Fig. (5) and fig. (6) show variation of dimensionless fundamental frequency of FG (SUS 304/Si3N4) plate with side-to-thickness ratio (), for different values of grading index () and side-to side ratio (), respectively.
It is seen from figure 5, the fundamental frequency increases with the increase of the value of side-to-thickness ratio (). It is shown that the frequency decreases with the increase of the values of side-to-side (). It can be noted that the slope of frequency versus side-to-thickness ratio () for part is greater than those in another part ().
The variation of frequency with side-to-thickness ratio () for different values of grading index () is presented in Figure 6. As expected, by increasing the value of grading index () the values of frequency decrease due to the decrease in stiffness. Similarly, in figure (5) while the, the slope is greater than another ratios. It can be noted that for the values of grading index, the results for frequency are similar.
In figure 7, it is shown that the frequency decreases with the increase of the value of side-to-side ratio for all values of grading index. It is seen that the frequencies for FG quadrangular plates are between that of a full-ceramic plate and full-metal plate. As expected the frequencies in a full-ceramic plate are greater than those in a full-metal plate.
The results for dimensionless frequency versus side-to-side ratio for different values of side-to-thickness ratio in FG plate while grading index are shown in figure 8. It is seen that by increasing the value of, the frequency decreases for all values of. It can be noted for the results are similar.

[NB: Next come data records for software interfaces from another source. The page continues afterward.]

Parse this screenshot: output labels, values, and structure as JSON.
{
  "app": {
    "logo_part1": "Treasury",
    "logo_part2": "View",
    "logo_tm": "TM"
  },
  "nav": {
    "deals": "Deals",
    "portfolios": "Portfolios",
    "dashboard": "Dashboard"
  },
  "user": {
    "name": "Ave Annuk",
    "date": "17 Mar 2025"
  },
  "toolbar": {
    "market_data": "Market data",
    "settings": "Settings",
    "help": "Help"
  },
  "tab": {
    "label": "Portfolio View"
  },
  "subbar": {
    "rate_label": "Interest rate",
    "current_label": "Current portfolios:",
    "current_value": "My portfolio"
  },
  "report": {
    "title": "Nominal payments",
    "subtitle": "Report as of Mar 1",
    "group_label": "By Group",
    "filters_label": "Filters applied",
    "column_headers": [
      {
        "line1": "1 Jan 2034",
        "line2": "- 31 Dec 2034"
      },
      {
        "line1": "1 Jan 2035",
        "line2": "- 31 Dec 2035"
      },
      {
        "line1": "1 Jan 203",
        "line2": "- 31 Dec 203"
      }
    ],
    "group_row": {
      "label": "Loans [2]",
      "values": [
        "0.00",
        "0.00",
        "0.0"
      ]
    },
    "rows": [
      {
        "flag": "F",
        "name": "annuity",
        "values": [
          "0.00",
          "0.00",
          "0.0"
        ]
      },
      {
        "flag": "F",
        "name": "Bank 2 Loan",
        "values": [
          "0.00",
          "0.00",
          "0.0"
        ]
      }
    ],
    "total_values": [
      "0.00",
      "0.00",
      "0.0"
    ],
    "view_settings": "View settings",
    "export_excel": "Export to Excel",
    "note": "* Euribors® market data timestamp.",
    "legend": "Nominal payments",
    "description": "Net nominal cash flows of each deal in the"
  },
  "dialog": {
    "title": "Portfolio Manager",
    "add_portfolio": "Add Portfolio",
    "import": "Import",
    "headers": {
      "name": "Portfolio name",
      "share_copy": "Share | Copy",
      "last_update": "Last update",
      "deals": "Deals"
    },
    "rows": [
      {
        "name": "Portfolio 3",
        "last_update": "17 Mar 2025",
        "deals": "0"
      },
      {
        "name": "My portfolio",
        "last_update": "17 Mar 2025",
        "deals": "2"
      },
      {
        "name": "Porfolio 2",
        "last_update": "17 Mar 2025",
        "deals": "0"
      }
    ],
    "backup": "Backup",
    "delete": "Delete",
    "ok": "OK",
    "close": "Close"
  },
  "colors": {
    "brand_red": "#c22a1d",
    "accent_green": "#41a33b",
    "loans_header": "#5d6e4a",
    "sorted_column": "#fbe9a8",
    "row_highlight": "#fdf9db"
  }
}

In this chapter, free vibration of FG quadrangular plates were investigated thoroughly by adopting Second order Shear Deformation Theory (SSDT). It was assumed that the elastic properties of a FG quadrangular plate varied along its thickness according to a power law distribution. Zirconia and Si3N4 were considered as a ceramic in the upper surface while aluminum and SUS304 were considered as metals for the lower surface. The complete equations of motion were presented using Hamilton’s principle. The equations were solved by using Navier’s Method for simply supported FG plates.
Some general observations of this study can be deduced here:
The decreasing slope of the fundamental frequency for, is greater than another part () for all values of side-to-thickness ratioin square FG plate.
It was found that the fundamental frequency of the FG plate increases with the increase of the value of side-to-side ratio ().
For FG plates, the slope of increasing frequency versus side-to-thickness when is greater than another part for any value of grading index and side-to-side ratio.
The fundamental frequency versus side-to-side ratio () for FG quadrangular plates are between those of a full-ceramic plate and full-metal plate when.
From the numerical results presented here, it can be proposed that the gradations of the constitutive components are the significant parameter in the frequency of quadrangular FG plates.
The authors would like to thank Universiti Putra Malaysia for providing the research grant (FRGS 07-10-07-398SFR 5523398) for this research work.